The burial objects in Shan-piao-chen Tomb M1 consisted mainly of a great variety of bronzes, including ritual vessels, musical instruments, weapons, horse-and-chariot fittings, and tools. Among these were rare items of exquisite workmanship, including two bronze chien-basins with scenes of water and land battles and a pair of rounded hu-jars with a standing bird cast on the lid. In contrast to the bronzes from Liu-li-ko Tomb M60, Shan-piao-chen Tomb M1 had few bronzes with coiled ch'ih hornless dragons and coiled snake motifs. Most of the bronze vessels from Shan-piao-chen Tomb M1 were either plain-surfaced without decorative patterns or only had cloud-and-thunder patterns. However, at the same time, bronzes from Tomb M1 also show that bronze inlay techniques continued to develop, evolving from the single animal patterns of the Late Spring and Autumn period (mid-sixth—mid-fifth century B.C.) to the more narrative battle scenes.
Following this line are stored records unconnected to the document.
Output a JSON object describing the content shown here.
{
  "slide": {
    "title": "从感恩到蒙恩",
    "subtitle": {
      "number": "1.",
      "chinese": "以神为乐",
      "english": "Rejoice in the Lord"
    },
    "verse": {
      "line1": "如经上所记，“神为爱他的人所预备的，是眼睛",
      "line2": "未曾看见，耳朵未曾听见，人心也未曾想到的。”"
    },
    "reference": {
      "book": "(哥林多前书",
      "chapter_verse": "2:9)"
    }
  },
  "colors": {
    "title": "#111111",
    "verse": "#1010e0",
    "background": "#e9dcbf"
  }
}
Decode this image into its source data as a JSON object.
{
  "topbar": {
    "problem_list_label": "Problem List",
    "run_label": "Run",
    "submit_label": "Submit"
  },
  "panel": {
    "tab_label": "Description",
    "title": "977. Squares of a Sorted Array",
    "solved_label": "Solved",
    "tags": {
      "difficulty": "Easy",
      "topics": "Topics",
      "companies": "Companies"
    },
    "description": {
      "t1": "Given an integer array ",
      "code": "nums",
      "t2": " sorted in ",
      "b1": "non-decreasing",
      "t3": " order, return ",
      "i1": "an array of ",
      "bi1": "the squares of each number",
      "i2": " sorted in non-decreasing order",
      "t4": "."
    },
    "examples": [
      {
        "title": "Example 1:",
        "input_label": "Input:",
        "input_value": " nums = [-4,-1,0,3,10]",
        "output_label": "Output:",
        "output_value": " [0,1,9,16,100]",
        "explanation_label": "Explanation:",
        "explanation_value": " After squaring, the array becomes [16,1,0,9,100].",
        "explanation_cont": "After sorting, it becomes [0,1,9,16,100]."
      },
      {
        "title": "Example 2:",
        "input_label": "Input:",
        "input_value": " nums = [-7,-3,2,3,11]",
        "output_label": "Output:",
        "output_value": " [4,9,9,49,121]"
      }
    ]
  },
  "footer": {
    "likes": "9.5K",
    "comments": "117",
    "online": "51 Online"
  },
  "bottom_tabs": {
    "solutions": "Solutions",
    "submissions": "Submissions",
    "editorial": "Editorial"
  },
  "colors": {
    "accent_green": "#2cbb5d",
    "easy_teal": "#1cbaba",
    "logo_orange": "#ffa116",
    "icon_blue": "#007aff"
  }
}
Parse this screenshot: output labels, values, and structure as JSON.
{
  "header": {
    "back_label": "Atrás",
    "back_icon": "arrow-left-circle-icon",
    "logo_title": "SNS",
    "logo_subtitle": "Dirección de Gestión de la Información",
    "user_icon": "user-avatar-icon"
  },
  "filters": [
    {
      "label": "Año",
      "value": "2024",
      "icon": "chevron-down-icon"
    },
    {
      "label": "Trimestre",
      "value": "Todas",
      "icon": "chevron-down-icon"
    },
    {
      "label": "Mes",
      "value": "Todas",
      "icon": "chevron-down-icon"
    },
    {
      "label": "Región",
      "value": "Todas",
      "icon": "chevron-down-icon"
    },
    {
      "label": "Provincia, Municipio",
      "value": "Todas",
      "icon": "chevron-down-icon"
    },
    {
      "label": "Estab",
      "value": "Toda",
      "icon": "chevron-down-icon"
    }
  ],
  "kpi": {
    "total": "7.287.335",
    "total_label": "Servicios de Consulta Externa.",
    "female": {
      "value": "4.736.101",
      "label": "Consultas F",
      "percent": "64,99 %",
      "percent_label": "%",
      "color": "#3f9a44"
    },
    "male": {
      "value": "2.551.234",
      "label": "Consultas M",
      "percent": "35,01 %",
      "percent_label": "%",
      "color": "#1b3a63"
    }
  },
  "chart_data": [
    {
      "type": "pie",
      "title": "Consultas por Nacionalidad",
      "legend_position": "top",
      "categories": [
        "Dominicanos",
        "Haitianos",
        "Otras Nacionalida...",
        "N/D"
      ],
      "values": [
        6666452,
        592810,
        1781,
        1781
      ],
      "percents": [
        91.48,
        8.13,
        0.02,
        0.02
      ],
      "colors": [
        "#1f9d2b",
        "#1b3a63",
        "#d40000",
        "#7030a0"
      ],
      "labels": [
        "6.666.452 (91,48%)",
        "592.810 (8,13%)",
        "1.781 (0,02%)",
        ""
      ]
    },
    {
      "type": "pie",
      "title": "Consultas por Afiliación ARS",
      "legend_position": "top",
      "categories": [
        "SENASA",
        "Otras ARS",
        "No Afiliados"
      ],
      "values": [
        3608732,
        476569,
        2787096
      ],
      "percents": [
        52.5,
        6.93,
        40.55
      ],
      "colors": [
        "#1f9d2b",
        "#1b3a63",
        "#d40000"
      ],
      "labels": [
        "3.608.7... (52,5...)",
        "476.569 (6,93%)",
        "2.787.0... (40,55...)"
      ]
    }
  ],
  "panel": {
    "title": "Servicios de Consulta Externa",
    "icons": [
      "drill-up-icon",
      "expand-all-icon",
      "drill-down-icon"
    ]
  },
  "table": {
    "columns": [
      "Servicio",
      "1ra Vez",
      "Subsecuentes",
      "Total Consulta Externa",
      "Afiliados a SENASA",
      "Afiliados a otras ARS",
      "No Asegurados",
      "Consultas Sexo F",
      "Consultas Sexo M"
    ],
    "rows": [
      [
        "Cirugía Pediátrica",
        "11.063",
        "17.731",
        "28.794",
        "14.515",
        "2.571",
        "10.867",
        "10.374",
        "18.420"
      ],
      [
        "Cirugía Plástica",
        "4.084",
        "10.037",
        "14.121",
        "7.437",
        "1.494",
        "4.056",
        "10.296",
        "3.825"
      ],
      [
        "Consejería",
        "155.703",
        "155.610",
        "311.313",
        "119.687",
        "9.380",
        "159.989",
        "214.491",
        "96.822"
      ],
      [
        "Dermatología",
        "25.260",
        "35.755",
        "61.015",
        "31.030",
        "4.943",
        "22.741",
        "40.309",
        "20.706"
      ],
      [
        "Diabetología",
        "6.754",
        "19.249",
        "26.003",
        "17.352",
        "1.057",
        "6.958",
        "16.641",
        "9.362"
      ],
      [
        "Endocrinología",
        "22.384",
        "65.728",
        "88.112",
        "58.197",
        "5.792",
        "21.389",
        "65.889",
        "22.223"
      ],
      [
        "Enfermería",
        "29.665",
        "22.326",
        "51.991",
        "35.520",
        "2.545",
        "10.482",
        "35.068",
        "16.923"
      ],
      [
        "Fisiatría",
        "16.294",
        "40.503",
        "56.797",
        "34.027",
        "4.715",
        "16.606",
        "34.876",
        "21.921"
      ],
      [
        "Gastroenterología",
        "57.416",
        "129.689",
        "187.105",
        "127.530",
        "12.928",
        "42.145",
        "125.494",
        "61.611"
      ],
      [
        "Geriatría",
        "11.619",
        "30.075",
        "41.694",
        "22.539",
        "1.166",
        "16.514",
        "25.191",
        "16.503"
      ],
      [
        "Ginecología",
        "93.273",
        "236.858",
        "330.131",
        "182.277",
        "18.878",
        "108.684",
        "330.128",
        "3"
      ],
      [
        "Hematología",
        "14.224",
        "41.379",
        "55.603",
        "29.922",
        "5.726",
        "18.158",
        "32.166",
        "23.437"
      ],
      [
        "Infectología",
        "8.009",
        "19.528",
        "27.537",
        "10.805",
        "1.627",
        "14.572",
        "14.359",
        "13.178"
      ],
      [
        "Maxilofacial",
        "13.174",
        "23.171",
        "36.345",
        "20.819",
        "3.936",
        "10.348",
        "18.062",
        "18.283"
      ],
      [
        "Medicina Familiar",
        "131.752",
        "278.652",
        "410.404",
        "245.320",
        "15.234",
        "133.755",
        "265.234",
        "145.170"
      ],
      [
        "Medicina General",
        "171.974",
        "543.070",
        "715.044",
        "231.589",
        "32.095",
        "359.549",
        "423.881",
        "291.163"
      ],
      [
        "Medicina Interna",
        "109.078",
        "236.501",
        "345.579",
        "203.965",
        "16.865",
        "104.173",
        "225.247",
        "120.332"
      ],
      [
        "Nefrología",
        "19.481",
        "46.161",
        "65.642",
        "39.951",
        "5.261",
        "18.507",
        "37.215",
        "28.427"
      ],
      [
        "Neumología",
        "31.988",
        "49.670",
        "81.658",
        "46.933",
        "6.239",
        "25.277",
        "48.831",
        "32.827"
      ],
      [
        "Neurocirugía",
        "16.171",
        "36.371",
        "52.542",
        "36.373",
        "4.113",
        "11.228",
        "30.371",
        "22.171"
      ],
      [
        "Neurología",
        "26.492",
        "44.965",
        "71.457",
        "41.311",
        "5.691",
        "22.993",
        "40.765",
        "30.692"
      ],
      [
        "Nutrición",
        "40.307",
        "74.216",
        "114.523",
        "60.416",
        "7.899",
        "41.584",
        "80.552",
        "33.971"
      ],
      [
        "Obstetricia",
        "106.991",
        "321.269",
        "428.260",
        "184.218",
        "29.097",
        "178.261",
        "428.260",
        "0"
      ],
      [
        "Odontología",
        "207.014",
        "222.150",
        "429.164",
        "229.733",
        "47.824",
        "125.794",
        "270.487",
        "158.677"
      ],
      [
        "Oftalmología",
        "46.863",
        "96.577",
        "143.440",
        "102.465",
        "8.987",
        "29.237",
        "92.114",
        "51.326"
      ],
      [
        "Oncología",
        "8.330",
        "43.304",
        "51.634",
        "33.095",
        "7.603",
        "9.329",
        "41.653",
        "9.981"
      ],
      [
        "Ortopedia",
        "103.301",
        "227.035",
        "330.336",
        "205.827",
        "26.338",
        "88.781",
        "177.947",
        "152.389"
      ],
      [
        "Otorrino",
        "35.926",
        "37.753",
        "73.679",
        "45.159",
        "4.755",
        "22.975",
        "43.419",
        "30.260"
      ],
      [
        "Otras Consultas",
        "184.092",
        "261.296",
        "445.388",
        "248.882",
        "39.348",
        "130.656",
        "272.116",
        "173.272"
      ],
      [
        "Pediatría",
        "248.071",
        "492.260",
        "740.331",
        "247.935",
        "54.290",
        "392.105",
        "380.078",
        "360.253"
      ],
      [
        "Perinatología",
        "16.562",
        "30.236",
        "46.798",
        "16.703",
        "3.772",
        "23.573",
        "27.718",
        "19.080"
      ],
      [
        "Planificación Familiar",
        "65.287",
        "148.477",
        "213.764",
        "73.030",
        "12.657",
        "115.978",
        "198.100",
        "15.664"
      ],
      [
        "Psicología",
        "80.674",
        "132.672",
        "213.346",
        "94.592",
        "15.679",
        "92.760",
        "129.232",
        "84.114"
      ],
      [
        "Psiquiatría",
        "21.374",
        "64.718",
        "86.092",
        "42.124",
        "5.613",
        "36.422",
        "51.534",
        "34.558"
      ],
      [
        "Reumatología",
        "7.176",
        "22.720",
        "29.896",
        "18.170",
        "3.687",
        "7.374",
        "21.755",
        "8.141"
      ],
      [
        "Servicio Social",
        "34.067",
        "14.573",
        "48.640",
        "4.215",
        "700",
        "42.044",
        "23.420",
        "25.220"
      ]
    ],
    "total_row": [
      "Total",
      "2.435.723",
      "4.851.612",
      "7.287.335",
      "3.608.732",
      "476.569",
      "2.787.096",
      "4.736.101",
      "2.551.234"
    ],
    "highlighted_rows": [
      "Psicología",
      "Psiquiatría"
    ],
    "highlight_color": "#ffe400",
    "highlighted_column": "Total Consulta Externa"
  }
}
Stylistic analysis dates Shan-piao-chen Tomb M1 to the time between the Spring and Autumn and Warring States periods, i.e., the mid fifth century B.C. or slightly later. Although there were fewer chung-bells and ting-cauldrons in Shan-piao-chen Tomb M1 than in Liu-li-ko Tomb M60, the po-bells from Tomb M1 were of much finer manufacture. The owner of Shan-piao-chen Tomb M1 seems to have been a person of high status, at least an officer of state.